KARACHI: The Sindh High Court on Monday directed the lawyer for appellants and a deputy attorney general to advance their arguments at the next hearing over maintainability of the appeals filed by the convicts in the Safoora Goth bus carnage and murder of prominent social activist Sabeen Mahmud cases.
The five convicts — Tahir Minhas, Saad Aziz, Asadur Rehman, Mohammad Azhar Ishrat and Hafiz Nasir Ahmed — through their counsel, filed as many identical appeals challenging their death sentence handed down by a military court.
When the appeals came up for hearing before a two-judge bench headed by Justice Naimatullah Phulpoto, the parents of the appellants informed the court that their lawyer was busy at the Supreme Court in Islamabad.
They contended that the counsel for the appellants had received the notice just on Sunday evening.
Five men have been sentenced to death by a military court in the two cases
A deputy attorney general argued that the appeals were not maintainable and were liable to be dismissed since the pleas of the convicts against the trial court order had already been dismissed by the relevant appellant forum.
However, the father of one of the convicts said that they had yet to receive a copy of the judgement handed down by the military court.
The bench came down hard on the deputy attorney general when he said that a copy of the judgement “might be” submitted in the court with the comments on a previous hearing and directed him to ensure that all the relevant documents must be available at the next hearing.
The court also directed the lawyer for the appellants to advance arguments on Aug 16.
The Inter-Services Public Relations had announced in May 2017 the confirmation of the death sentences of the five convicts by military courts in a number of cases of terrorism, including the Safoora Goth carnage and Ms Mahmud’s murder cases.
The convicts, through their counsel, submitted that they were tried by the military court, set up at Malir Cantonment, adding that they were kept in the Karachi central prison, where they were provided the appeal format to file the same before the registrar, court of appeals, Judge Advocate General of the General Headquarters of Army.
They further said that in August they were informed that their appeals had been turned down on July 25, 2016, and capital punishment upheld.

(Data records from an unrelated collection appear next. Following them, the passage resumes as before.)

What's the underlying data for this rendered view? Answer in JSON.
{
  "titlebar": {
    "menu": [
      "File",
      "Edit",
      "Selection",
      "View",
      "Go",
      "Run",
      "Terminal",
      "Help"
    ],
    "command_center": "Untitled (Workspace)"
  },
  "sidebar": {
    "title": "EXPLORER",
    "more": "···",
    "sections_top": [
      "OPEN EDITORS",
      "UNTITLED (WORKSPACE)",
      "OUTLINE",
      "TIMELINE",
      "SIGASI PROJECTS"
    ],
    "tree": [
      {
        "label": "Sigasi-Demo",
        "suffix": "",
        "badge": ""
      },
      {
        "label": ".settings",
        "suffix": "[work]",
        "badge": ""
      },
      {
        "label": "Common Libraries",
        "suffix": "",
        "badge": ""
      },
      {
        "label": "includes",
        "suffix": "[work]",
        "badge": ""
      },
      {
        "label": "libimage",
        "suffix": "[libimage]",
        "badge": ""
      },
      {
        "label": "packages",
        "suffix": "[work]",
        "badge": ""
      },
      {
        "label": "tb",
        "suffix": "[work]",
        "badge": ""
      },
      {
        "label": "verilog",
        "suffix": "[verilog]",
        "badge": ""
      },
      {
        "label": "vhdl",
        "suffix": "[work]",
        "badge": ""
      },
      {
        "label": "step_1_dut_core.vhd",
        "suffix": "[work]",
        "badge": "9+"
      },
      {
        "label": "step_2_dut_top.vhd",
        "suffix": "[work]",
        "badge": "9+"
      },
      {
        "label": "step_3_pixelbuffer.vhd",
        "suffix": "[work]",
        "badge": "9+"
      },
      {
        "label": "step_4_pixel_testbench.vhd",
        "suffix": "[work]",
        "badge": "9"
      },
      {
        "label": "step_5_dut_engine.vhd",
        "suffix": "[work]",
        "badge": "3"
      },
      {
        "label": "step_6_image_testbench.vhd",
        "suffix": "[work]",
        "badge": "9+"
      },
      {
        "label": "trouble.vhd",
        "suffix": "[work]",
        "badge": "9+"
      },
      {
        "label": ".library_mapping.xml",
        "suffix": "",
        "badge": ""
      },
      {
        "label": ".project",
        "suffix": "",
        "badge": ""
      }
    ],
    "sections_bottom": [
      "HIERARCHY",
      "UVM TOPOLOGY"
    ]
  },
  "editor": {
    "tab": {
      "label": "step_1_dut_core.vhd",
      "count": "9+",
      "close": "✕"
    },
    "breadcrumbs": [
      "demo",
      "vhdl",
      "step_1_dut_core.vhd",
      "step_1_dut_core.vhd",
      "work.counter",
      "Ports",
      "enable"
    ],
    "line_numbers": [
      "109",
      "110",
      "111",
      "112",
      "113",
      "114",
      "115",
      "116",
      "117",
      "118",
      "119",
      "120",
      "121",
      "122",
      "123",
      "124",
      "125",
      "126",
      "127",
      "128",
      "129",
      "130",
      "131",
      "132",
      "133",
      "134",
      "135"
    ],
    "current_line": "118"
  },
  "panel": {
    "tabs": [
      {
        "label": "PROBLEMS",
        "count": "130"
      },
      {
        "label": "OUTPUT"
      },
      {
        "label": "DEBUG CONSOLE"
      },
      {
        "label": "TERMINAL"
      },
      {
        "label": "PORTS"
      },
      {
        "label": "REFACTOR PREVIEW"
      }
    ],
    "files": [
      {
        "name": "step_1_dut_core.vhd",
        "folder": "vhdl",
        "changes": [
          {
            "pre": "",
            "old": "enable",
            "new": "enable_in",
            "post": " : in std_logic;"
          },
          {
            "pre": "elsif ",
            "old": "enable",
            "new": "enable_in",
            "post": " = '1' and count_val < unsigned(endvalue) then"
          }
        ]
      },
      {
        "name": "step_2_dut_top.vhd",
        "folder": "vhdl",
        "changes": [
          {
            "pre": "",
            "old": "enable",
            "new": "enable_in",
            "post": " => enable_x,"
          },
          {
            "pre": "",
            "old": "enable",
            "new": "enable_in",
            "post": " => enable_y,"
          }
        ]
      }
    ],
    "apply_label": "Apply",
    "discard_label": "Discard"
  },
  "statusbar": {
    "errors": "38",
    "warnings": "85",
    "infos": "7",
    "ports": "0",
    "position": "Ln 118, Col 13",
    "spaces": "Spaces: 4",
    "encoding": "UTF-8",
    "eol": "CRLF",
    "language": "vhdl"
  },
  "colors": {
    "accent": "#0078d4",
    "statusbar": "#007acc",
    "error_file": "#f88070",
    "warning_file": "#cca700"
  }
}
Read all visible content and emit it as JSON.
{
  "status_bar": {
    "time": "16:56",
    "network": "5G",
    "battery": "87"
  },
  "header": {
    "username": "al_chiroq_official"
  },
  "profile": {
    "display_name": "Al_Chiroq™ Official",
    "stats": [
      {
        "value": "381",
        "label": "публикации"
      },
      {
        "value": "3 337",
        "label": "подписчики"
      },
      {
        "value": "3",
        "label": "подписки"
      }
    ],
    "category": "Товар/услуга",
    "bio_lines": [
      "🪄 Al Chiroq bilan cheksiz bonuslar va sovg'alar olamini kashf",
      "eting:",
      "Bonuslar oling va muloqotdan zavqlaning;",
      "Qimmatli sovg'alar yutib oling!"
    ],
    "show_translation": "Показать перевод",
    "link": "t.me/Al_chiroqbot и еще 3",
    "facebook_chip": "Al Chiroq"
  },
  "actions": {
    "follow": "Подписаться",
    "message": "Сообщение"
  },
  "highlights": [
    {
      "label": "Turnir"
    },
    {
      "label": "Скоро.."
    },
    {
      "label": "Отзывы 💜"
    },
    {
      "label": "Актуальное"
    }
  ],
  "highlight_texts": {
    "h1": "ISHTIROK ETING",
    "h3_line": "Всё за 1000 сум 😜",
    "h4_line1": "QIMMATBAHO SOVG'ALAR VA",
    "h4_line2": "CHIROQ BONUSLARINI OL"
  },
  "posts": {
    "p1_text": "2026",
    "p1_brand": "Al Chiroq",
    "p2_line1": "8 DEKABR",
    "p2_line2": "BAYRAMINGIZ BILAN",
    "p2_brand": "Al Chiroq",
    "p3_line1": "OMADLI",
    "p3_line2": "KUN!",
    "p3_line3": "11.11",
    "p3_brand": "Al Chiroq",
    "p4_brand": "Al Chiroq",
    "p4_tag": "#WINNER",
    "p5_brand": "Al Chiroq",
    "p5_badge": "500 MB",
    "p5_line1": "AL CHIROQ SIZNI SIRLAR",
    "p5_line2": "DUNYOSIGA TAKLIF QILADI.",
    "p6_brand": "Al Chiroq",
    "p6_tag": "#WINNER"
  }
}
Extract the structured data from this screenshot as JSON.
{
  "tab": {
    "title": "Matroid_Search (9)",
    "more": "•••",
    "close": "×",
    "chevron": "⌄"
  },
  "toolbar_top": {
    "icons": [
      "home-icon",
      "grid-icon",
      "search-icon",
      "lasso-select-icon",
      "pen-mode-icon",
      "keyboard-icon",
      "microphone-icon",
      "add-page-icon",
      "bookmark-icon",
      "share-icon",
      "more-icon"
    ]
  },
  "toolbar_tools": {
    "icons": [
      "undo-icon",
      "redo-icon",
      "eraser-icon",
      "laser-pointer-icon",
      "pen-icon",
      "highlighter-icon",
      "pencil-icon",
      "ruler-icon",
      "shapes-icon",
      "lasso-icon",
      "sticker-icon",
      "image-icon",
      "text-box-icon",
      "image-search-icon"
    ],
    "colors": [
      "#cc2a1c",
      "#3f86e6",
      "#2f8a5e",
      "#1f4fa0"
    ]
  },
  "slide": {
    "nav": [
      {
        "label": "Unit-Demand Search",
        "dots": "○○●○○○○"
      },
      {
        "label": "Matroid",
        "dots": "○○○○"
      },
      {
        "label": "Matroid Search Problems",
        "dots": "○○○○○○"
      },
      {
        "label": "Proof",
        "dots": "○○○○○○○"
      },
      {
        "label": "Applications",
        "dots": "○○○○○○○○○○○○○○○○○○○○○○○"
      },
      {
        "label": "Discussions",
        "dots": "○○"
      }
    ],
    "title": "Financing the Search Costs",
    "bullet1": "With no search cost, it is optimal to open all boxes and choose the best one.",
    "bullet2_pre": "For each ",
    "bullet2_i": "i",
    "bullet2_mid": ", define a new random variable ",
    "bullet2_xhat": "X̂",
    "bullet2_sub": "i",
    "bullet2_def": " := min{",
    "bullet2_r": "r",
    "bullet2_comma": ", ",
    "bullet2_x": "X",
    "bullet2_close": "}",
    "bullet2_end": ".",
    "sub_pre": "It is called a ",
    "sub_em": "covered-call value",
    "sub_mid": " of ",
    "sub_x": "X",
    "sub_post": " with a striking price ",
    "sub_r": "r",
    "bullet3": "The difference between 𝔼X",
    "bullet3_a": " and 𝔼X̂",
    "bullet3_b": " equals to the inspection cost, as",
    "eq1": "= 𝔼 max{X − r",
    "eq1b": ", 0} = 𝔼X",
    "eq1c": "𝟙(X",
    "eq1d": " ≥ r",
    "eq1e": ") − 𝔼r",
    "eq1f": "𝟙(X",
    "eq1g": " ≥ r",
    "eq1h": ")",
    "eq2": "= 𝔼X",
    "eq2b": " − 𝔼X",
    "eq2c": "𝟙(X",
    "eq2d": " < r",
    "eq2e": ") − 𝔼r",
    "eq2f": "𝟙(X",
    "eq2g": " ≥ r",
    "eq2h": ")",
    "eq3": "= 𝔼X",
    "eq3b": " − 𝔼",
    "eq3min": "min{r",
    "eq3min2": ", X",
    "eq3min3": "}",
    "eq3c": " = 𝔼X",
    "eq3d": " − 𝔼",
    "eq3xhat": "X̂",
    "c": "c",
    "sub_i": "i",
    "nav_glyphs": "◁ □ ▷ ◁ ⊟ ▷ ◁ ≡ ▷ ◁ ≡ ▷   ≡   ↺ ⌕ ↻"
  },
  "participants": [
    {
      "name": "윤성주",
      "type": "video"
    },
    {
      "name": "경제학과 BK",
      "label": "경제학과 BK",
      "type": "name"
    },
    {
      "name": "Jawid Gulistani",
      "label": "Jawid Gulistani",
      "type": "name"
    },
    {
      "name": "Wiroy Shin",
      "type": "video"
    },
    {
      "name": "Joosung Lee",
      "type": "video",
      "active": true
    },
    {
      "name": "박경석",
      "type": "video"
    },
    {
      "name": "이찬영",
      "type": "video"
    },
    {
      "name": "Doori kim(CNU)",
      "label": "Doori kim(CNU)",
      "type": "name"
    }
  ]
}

Then, they moved the Lahore High Court against the conviction, but their appeals were rejected for not being maintainable since the crime was committed and trial conducted within the SHC’s jurisdiction.
The prosecution said that 47 people of the Shia Ismaili community, including 18 women, were killed in an armed attack on their bus near Safoora Goth in May 2015.
Sabeen Mahmud, social media campaigner and human rights activist who founded the social forum T2F, was gunned down in April 2015 in Defence Housing Authority when she was returning home with her mother after organising a seminar on Balochistan.
Police in the investigation report had contended that all the accused of the Safoora Goth carnage remained associated with Al Qaeda and following its split, they became part of the self-styled Islamic State group.
Another bench of the SHC on Monday expressed resentment over non-payment of provident fund and gratuity to retired employees of Pakistan Steel Mills and directed the secretaries of finance and production to appear before the court at the next hearing.
The two-judge bench headed by Justice Mohammad Shafi Siddiqui also sought a complete record of the sale of PSM land.
The lawyer for the petitioners argued that the federal government had sold around 1,500 acres of the PSM land worth Rs206 billion in 2018, but still the dues of the retired employees had not been paid.
The attorney general, Anwar Mansoor Khan, argued that it was decided at a cabinet meeting that the PSM would not be handed over to the private sector, but it would be strengthened through public-private partnership.
He further submitted that the salaries were being paid to the employees of the PSM despite the fact that there was no production.
Published in Dawn, July 9th, 2019